12 April 2011
The Path from Fukushima: rebuilding Japan
Reconstructing Japan's energy sector using renewable energy and efficiency technology will be cheaper, faster, cleaner, and more resilient than traditional thermal and nuclear power plants, researchers from RMIT University and the Nautilus Institute for Security and Sustainability have found.
The report finds Japan’s energy needs could be met two to three years faster using renewable energy and efficiency technologies.
The researchers have found Japan's energy needs could be met two to three years faster if the focus was shifted away from nuclear and thermal power.
The findings are detailed in their report, The Path from Fukushima: Short and Medium-term Impacts of the Reactor Damage Caused by the Japan Earthquake and Tsunami on Japan's Electricity System.
Professor Peter Hayes, from RMIT's School of Global Studies, Social Science and Planning, and Dr Richard Tanter, Senior Research Associate at the Nautilus Institute, worked with a team of researchers from Australia, Japan, the United States, China and Korea on the report.

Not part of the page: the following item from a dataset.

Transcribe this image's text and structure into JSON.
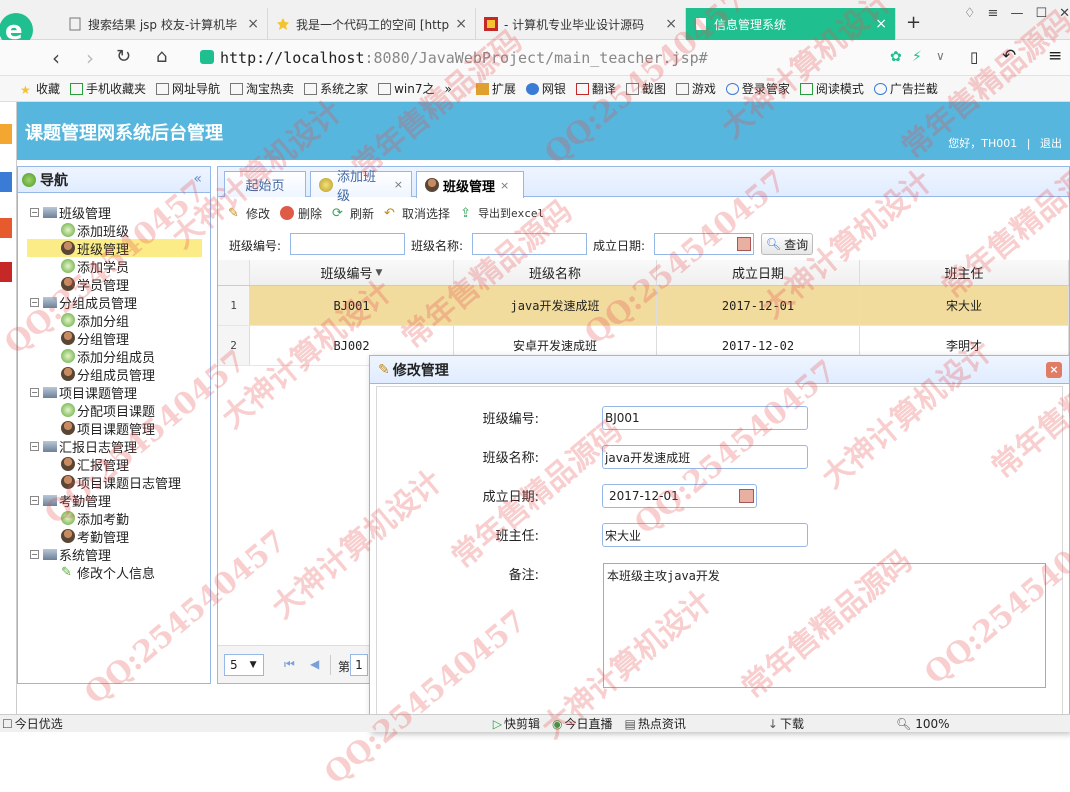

The research report uses a quantitative model of the Japanese energy sector to examine the costs of rebuilding using energy efficient technology, renewable energy sources and distributed power generation compared with using centralised gas and nuclear power plants.
Professor Hayes said the Japanese government faced a strategic choice in how it responded to the Fukushima crisis.

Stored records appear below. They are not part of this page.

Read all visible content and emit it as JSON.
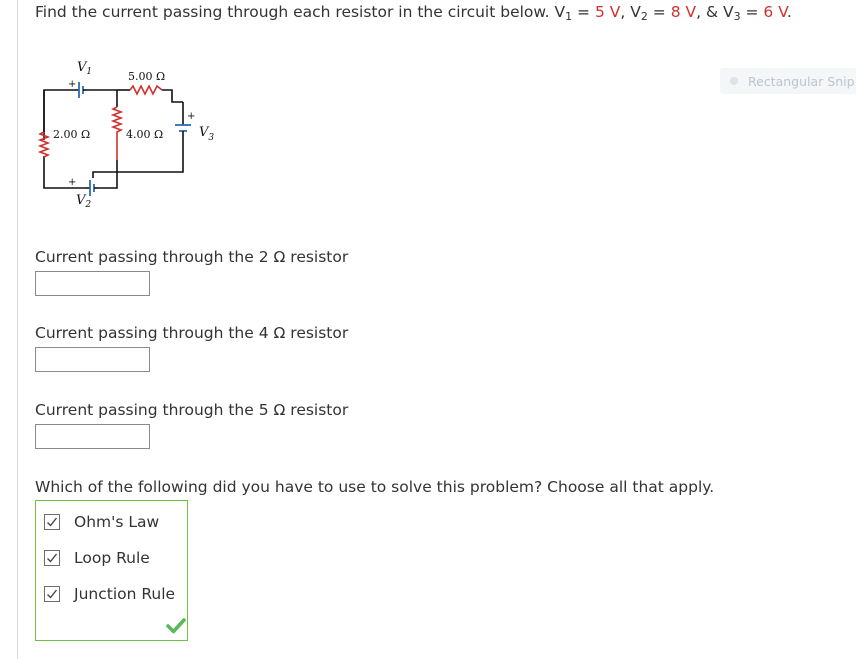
{
  "question": {
    "prefix": "Find the current passing through each resistor in the circuit below. V",
    "v1_sub": "1",
    "eq1": " = ",
    "v1_value": "5 V",
    "sep1": ", V",
    "v2_sub": "2",
    "eq2": " = ",
    "v2_value": "8 V",
    "sep2": ", & V",
    "v3_sub": "3",
    "eq3": " = ",
    "v3_value": "6 V",
    "suffix": "."
  },
  "snippet": {
    "label": "Rectangular Snip"
  },
  "circuit": {
    "r5_label": "5.00 Ω",
    "r2_label": "2.00 Ω",
    "r4_label": "4.00 Ω",
    "v1_letter": "V",
    "v1_sub": "1",
    "v2_letter": "V",
    "v2_sub": "2",
    "v3_letter": "V",
    "v3_sub": "3",
    "plus": "+"
  },
  "parts": [
    {
      "label": "Current passing through the 2 Ω resistor",
      "value": ""
    },
    {
      "label": "Current passing through the 4 Ω resistor",
      "value": ""
    },
    {
      "label": "Current passing through the 5 Ω resistor",
      "value": ""
    }
  ],
  "multi": {
    "prompt": "Which of the following did you have to use to solve this problem? Choose all that apply.",
    "options": [
      {
        "label": "Ohm's Law",
        "checked": true
      },
      {
        "label": "Loop Rule",
        "checked": true
      },
      {
        "label": "Junction Rule",
        "checked": true
      }
    ],
    "status": "correct"
  },
  "colors": {
    "given_value": "#d0312d",
    "resistor": "#d0312d",
    "battery": "#2b6cb0",
    "correct_border": "#6fbf40",
    "checkmark": "#5cb85c"
  },
  "icons": {
    "checkbox_checked": "checkbox-checked-icon",
    "correct": "green-check-icon"
  }
}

"Our research finds that the efficient-renewable-distributed energy scenario can be deployed very rapidly and will start to save power immediately," Professor Hayes, who is Professor of International Relations at RMIT, said.

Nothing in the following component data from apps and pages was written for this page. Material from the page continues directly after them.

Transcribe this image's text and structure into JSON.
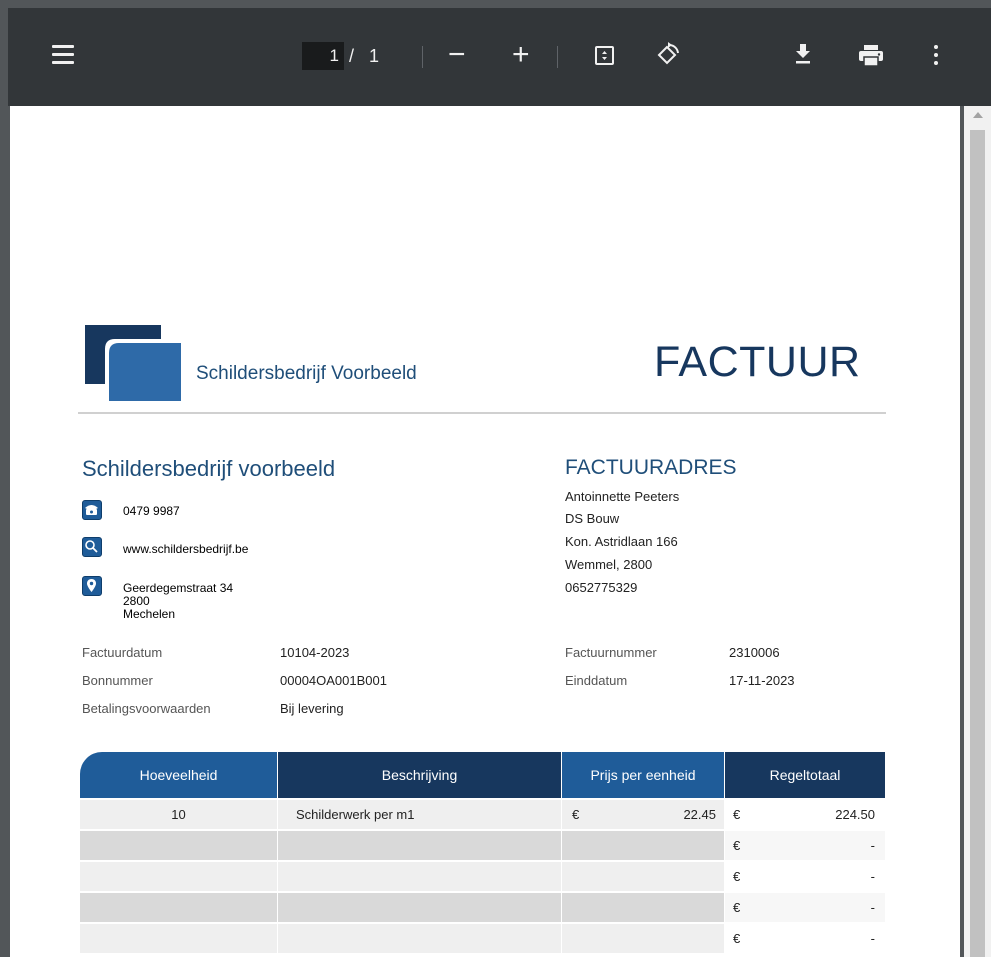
{
  "toolbar": {
    "current_page": "1",
    "page_separator": "/",
    "total_pages": "1",
    "zoom_out": "−",
    "zoom_in": "+",
    "icons": [
      "menu-icon",
      "fit-page-icon",
      "rotate-icon",
      "download-icon",
      "print-icon",
      "more-icon"
    ],
    "bg_color": "#323639"
  },
  "invoice": {
    "header_company": "Schildersbedrijf Voorbeeld",
    "title": "FACTUUR",
    "sender": {
      "name": "Schildersbedrijf voorbeeld",
      "phone": "0479 9987",
      "website": "www.schildersbedrijf.be",
      "street": "Geerdegemstraat 34",
      "postcode": "2800",
      "city": "Mechelen"
    },
    "billto": {
      "title": "FACTUURADRES",
      "lines": [
        "Antoinnette Peeters",
        "DS Bouw",
        "Kon. Astridlaan 166",
        "Wemmel, 2800",
        "0652775329"
      ]
    },
    "meta_left": [
      {
        "label": "Factuurdatum",
        "value": "10104-2023"
      },
      {
        "label": "Bonnummer",
        "value": "00004OA001B001"
      },
      {
        "label": "Betalingsvoorwaarden",
        "value": "Bij levering"
      }
    ],
    "meta_right": [
      {
        "label": "Factuurnummer",
        "value": "2310006"
      },
      {
        "label": "Einddatum",
        "value": "17-11-2023"
      }
    ],
    "table": {
      "headers": [
        "Hoeveelheid",
        "Beschrijving",
        "Prijs per eenheid",
        "Regeltotaal"
      ],
      "rows": [
        {
          "qty": "10",
          "desc": "Schilderwerk per m1",
          "price_cur": "€",
          "price": "22.45",
          "total_cur": "€",
          "total": "224.50"
        },
        {
          "qty": "",
          "desc": "",
          "price_cur": "",
          "price": "",
          "total_cur": "€",
          "total": "-"
        },
        {
          "qty": "",
          "desc": "",
          "price_cur": "",
          "price": "",
          "total_cur": "€",
          "total": "-"
        },
        {
          "qty": "",
          "desc": "",
          "price_cur": "",
          "price": "",
          "total_cur": "€",
          "total": "-"
        },
        {
          "qty": "",
          "desc": "",
          "price_cur": "",
          "price": "",
          "total_cur": "€",
          "total": "-"
        }
      ]
    },
    "colors": {
      "brand_dark": "#17375e",
      "brand_mid": "#1f5c99",
      "header_blue": "#1f5c99",
      "header_navy": "#17375e"
    }
  }
}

"The alternative - even if fast tracked - will take two to three years longer to implement and meet consumer demand.
"This unmet demand will increase the cost of energy in Japan, making the centralised nuclear and thermal power option more expensive than the energy efficient alternative."
The report finds rebuilding using green technology and renewable energy would cost less by avoiding the price hikes associated with unmet demand and reduce CO2 emissions in Japan by 50 per cent.